At mile 150.9, one mile north of Perry siding, is a spur into the Algoma Central Railway’s former ballast pit. While today this location is abandoned, traces still remain.
At mile 150.9, the mainline switch to the spur. The switch has been completely removed some time ago, but the rails beyond the switch still exist.
Looking down the spur into the ballast pit. Note just past the private road crossing that a switch is still in place in the weeds, although the switchstand has been salvaged and removed from these abandoned tracks:
Abandoned rails in the old pit:
This March 1981 photo of the same location shows that at least for a time this spur was actually used to load pulpwood logs.
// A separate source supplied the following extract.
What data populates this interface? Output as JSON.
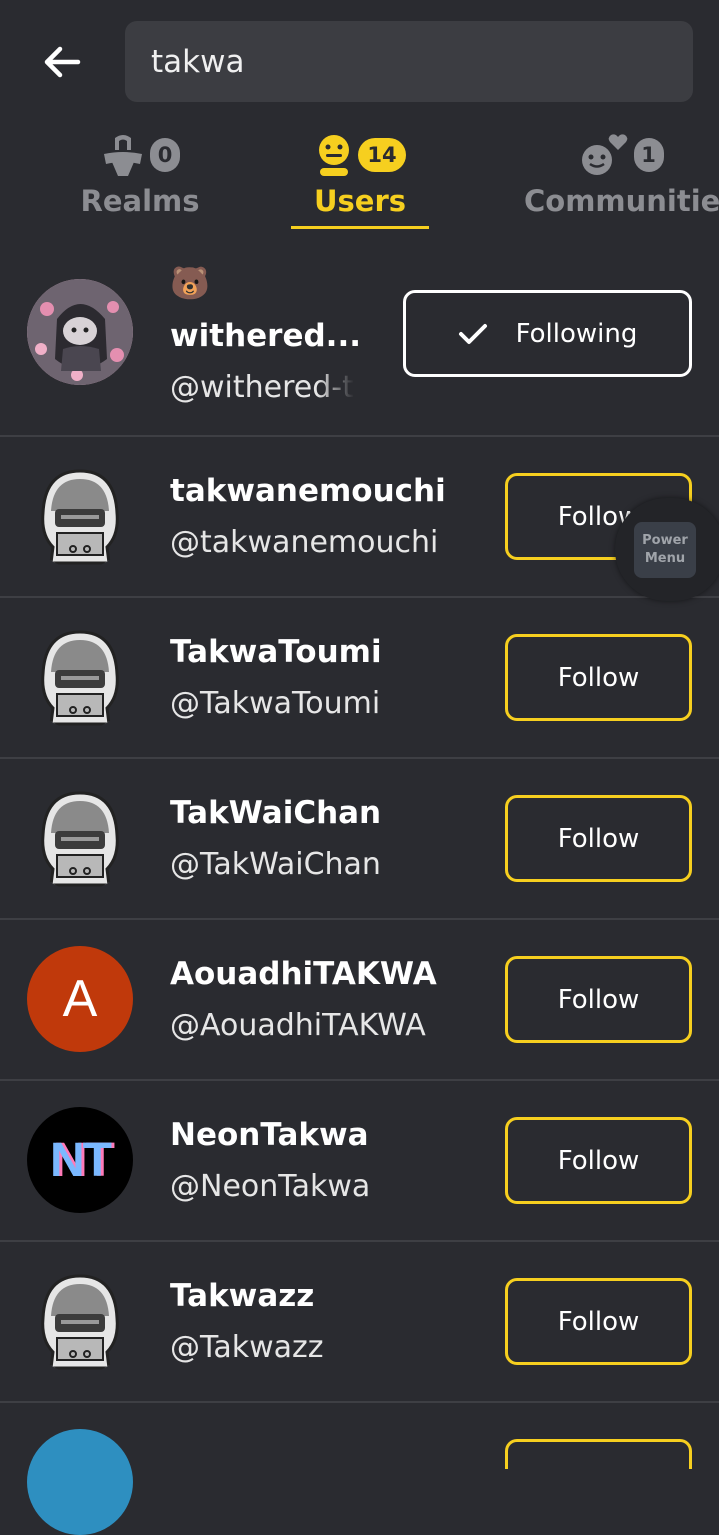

It’s not clear whether even then the ACR was still actually sourcing any ballast from this pit, or if they obtained it from other sources (slag from various types of smelting operations was also popular on many railways to use for ballast), although the embankments in the background don’t show any signs of fresh excavation:
A bit farther south and upgrade from the switch to the spur, we find a dragging equipment detector (DED). This installation consists of a relay box and a set of paddles between the rails that will trigger an alarm if a piece of hanging or dragging equipment off a railcar hits one of the paddles (the paddles between the rails may be difficult to see in the smaller image, click on the image for a larger view). The gravel road descending to the right travels through the ballast pit area as seen above:
Just to the south of the DED, the road crosses over to the west side of the tracks and passes a pair of small structures. Unsure if these are former railway related maintance buildings or something else (private camp/cabins, railway or lumber company bunkhouses?)
Just a little bit farther down, and on the opposite side of the tracks, is this little collection of small structures. This appears likely to have been a private cabin. The bordered area between the main cabin and the smaller sheds looks like it could have once been a garden. And while you can’t see it in the smaller image, in the original large image I found the handle of an abandoned push lawn mower sitting in the weeds behind the sheds:
At this point we’re only a couple hundred meters north of the Perry section house, with the trees closing in on both sides forming a nice separation between these scenes and the railway structures at the north end of Perry siding.